What is the Doctrine of Mary’s Immaculate Conception about?

What is the Doctrine of Mary’s Immaculate Conception about? The Immaculate Conception by Giovanni Battista Tiepolo
The Irish Spirit – Issue No. 9
Exclusive Excerpt from Faith Questions Edited by Brendan Leahy

On December 8 every year the Catholic Church celebrates the Feast Day of the Immaculate Conception. To some it’s not clear what exactly we are celebrating. Is it the same as the doctrine of Mary’s virginity? What does it mean to say that Mary was ‘immaculate’?

It’s true that the Immaculate Conception sometimes gets confused with other aspects of our faith. Mary’s virginity, for instance, is about her conceiving Jesus in her womb by the power of the Holy Spirit rather than as a result of a sexual union with a man. Jesus has only one Father – God the Father. His relationship with the Father is a central theme of the Gospels. The doctrine of the Immaculate Conception, on the other hand, is about Mary’s own identity from the first moment of her existence – she was totally sinless, open to God. This is not a statement about how Mary was conceived. She was conceived in the normal way through the sexual union of her parents, Joachim and Anna.

Often Mary’s preservation from original sin sounds negative. But it can and should also be thought of positively.

Original sin is not to be confused with our personal sins. Original sin is more about a deep-rooted turning against God that is written into history, into our social environment and into our lives. We are born into it. We find ourselves touched by this turn against God and so we need salvation, redemption and freedom in order to be able to turn in love towards God and one another. Only God can free us.

When God, who is Love, wanted to enter this world in order to bring us to share in his life and set us free, he needed an access point in history where he would be perfectly accepted and welcomed. This is the context for understanding Mary’s Immaculate Conception. Being preserved from original sin meant she was full of grace, full of love and so able at the Annunciation to perfectly welcome without any obstacles whatever the fullness of God-Love come among us in Jesus Christ.

It might seem that Mary’s Immaculate Conception removes her from us – she’s too perfect, too spotless. But in fact the opposite is the case. It is precisely because she is so full of love that she also knew more than all others the extent to which sin and division impact on people. Love gives eyes and a heart to know what others are going through. Mary understood and was in solidarity more than anyone else with suffering humanity.

The doctrine of the Immaculate Conception is, therefore, a hopeful teaching. It tells us that at the heart of the Church we have a point where God-Love has been perfectly loved and we are embraced within that. No matter how imperfect our ‘yes’ to God who has come among us in Jesus Christ may be, it can be uttered as an echo of Mary’s immaculate ‘yes’.

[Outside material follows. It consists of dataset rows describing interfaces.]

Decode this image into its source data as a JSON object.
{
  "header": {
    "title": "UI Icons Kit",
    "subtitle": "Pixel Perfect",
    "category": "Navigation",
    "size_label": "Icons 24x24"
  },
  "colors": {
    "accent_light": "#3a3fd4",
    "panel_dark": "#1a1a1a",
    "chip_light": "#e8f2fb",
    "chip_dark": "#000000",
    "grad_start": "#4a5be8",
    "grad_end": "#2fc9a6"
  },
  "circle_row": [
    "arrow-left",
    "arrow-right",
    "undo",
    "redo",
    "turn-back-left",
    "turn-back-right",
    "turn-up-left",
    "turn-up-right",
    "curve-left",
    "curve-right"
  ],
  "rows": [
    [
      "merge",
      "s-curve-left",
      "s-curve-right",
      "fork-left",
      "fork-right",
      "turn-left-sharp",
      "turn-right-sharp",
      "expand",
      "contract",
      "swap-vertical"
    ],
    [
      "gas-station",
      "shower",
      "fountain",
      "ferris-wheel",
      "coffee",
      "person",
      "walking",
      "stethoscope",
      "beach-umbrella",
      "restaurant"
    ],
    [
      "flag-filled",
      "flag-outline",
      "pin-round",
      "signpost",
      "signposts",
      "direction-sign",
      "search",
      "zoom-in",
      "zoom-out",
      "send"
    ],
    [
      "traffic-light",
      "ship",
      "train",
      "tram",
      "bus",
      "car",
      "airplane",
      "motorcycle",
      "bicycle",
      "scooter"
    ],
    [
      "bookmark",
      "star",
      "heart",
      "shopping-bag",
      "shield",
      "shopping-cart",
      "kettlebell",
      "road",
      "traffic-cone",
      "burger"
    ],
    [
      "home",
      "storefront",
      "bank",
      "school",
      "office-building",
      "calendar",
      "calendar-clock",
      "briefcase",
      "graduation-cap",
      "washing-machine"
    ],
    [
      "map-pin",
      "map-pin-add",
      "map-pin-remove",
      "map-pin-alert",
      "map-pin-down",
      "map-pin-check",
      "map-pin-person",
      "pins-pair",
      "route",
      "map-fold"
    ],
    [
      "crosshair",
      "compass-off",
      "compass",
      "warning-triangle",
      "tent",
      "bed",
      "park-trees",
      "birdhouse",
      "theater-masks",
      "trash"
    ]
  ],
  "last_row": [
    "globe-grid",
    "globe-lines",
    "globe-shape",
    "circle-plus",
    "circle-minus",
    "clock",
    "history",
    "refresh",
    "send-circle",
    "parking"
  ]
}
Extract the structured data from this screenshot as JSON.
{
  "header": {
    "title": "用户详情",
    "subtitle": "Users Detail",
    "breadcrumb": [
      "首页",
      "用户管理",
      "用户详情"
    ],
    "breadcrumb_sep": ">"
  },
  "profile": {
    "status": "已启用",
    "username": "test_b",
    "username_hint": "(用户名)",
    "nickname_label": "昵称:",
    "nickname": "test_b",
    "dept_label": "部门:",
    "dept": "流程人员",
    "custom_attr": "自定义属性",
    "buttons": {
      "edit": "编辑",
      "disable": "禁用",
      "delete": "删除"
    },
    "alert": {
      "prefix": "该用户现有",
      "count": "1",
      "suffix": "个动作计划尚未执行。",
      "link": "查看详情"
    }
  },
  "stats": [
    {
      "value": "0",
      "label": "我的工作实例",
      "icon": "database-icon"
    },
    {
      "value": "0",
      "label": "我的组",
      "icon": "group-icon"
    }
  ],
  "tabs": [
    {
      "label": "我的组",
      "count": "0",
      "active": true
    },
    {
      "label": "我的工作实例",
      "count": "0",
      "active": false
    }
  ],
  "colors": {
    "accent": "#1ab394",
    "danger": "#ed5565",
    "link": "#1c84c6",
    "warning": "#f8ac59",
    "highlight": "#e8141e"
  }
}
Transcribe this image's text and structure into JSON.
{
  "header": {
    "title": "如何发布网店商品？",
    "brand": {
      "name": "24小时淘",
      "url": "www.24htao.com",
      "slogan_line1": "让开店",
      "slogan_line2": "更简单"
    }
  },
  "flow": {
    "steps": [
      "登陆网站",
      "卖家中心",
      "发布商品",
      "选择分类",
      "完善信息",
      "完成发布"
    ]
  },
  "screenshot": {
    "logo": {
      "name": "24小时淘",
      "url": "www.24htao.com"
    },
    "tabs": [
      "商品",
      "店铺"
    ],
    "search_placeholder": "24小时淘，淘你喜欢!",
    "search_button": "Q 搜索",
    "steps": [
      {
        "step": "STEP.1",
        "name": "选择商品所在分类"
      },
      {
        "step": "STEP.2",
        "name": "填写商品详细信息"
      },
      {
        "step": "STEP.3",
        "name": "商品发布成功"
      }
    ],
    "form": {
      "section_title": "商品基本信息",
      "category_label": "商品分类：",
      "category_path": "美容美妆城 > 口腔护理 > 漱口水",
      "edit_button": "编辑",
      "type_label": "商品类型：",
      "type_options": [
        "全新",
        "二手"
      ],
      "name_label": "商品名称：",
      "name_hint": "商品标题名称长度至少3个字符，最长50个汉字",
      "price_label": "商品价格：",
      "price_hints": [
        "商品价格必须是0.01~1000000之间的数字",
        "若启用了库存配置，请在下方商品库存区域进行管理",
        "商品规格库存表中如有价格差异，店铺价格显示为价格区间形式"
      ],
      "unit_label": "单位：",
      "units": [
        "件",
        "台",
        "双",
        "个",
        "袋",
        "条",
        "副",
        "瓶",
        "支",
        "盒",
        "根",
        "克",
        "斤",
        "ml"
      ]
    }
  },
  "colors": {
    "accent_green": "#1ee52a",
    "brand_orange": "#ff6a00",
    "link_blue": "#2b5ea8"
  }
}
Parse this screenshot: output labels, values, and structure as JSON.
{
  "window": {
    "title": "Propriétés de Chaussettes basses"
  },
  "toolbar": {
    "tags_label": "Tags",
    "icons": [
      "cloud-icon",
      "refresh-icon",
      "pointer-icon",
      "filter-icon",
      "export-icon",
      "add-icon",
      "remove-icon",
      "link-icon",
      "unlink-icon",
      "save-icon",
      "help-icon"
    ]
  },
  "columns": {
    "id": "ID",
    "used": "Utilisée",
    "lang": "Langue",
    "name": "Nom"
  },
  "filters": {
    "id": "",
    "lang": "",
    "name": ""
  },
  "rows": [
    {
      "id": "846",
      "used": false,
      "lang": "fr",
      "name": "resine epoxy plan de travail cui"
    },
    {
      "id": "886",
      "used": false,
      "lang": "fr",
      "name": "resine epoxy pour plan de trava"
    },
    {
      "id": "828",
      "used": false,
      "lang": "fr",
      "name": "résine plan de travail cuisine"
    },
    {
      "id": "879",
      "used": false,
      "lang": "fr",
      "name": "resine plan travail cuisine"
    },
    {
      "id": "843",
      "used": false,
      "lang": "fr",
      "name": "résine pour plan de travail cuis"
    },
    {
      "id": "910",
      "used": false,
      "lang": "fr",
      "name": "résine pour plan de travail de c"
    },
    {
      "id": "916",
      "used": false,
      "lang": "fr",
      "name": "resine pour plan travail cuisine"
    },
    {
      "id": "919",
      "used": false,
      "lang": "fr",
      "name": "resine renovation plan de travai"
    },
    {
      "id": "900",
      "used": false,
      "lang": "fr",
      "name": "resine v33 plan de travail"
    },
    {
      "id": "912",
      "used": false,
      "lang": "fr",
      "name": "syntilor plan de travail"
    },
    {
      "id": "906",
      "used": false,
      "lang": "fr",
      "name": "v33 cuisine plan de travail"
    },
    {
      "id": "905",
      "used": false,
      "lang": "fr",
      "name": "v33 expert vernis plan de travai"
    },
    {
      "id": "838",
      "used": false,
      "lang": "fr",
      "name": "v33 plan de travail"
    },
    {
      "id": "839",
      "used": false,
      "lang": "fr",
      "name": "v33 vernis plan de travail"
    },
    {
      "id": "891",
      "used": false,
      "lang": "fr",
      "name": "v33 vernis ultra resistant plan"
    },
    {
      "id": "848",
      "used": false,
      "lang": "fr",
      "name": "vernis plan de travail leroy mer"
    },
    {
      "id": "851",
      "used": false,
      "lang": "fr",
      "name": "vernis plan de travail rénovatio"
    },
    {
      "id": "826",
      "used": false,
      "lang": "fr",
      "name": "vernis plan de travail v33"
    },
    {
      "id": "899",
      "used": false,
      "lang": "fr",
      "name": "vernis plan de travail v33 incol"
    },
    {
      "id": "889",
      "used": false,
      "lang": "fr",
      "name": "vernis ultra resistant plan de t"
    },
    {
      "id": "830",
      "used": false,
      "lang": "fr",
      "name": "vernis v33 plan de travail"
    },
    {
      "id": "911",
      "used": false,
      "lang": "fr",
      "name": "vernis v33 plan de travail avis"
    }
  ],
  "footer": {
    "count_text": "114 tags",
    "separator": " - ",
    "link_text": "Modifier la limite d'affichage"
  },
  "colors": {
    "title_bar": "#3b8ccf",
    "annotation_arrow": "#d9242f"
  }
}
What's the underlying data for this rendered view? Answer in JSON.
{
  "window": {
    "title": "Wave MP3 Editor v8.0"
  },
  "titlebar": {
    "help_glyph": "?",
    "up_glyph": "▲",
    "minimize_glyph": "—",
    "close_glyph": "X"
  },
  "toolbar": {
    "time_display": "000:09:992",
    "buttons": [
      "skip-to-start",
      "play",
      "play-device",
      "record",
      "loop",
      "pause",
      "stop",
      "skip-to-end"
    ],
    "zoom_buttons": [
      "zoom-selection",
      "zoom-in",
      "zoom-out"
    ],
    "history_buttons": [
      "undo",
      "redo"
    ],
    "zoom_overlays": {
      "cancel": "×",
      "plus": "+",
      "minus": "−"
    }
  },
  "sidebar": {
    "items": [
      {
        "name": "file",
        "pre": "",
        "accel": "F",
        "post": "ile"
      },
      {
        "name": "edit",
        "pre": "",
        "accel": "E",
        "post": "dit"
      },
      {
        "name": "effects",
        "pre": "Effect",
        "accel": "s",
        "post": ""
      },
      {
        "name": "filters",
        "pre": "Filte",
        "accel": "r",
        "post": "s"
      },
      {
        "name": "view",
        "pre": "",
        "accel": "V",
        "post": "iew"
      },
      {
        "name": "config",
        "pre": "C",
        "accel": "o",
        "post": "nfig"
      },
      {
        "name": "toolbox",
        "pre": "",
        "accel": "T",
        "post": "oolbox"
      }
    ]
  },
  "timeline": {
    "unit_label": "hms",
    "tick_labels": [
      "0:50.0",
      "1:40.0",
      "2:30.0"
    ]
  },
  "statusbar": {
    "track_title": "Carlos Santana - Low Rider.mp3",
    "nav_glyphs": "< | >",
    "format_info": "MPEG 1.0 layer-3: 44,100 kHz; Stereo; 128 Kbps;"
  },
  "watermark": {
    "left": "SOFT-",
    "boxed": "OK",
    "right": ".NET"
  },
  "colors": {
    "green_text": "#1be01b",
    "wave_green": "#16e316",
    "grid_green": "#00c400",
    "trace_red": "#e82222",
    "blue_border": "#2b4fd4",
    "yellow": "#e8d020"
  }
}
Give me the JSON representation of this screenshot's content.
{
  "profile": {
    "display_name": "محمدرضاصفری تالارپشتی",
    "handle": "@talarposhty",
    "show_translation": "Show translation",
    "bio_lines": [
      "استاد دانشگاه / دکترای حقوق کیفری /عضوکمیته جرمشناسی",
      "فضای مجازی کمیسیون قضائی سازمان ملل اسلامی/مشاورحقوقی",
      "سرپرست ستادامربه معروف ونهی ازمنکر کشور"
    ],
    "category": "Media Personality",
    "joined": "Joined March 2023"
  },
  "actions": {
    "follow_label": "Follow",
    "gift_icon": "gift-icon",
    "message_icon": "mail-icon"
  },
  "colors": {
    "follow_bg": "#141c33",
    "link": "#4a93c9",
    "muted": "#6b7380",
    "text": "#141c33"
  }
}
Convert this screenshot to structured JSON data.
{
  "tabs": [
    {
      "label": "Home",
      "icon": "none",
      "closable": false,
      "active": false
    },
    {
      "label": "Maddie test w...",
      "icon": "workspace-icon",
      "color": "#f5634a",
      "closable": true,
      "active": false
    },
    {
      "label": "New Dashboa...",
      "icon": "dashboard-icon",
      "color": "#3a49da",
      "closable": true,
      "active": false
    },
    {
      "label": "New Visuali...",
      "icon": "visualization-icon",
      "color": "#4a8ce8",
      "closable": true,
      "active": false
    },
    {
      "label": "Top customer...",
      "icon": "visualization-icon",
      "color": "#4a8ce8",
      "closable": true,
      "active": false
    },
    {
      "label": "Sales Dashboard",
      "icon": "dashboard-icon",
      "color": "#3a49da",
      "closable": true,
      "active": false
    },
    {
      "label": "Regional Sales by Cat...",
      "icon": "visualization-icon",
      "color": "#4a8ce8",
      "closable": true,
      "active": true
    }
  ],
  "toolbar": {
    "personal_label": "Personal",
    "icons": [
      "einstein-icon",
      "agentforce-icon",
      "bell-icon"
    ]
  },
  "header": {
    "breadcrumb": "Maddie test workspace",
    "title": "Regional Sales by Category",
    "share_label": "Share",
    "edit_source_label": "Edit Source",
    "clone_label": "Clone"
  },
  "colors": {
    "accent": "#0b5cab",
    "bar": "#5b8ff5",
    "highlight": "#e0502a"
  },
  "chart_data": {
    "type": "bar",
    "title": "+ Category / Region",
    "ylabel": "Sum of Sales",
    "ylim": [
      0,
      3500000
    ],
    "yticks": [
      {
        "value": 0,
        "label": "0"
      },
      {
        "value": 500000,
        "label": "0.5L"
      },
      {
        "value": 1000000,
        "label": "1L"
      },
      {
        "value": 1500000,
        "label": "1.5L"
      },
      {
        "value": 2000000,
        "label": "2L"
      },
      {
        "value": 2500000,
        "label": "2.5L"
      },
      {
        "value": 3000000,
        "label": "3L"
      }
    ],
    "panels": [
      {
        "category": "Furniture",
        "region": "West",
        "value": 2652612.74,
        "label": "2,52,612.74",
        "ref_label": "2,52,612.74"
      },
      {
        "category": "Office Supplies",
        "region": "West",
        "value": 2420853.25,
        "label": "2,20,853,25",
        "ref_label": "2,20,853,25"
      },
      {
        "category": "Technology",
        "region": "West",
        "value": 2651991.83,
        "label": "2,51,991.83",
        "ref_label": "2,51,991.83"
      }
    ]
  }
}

From earliest times, certainly in the second century, reference was made to Mary’s miraculous conception. The Church came to understand her Immaculate Conception by reading, living and re-reading the Scriptures. St Paul, for instance, writes how we are all called to be ‘immaculate’. It seems that perhaps firstly in Ireland but then certainly in England a feast celebrating Mary’s conception began already around 1000.

There were difficulties in understanding the doctrine. Theologians, especially in the twelfth and thirteenth centuries, faced a conundrum. They knew Mary was uniquely holy, special, worthy of veneration but since it is our faith that Jesus Christ is the saviour of all humankind, how can Mary be exempt? She too needs to be saved, does she not? So how could she be immaculate from her conception before Christ?

It was the Franciscan theologian, Duns Scotus, who offered a simple solution that helped. He made the point that yes, all of us need to be saved by Jesus Christ. And that is true of Mary too. But in her case, God applied to her in advance the salvation that would come into humanity through Jesus’ death and resurrection. He did so in view of the unique mission she was to carry out as the Mother of God.

On 8 December, 1854 Pope Pius IX declared to be infallible the doctrine that holds that the most Blessed Virgin Mary, in the first instance of her conception, by a singular grace and privilege granted by Almighty God, in view of the merits of Jesus Christ, the Saviour of the human race, was preserved free from all stain of original sin.

The Pope had previously consulted the bishops of the world to see if this doctrine was in accordance with what Catholics believed. Their answer was a resounding ‘yes’.

One final point. Mary was immaculate by a gift from the Triune God of Love from the first moment of her conception. But in baptism we too are given the gift of an immaculate new start in life (freed from original sin)! The Christian life then is a journey of letting that gift have an effect in our lives; of letting ourselves become immaculate, that is, full of love. We have been chosen in Christ before the foundation of the world ‘to be holy and blameless … in love …’ (Eph 1:3–5). It’s good to be reminded of this before Christmas when we celebrate Mary’s Immaculate Conception.

Faith Questions Edited by Brendan Leahy and Declan Marimion is available from Columba Books.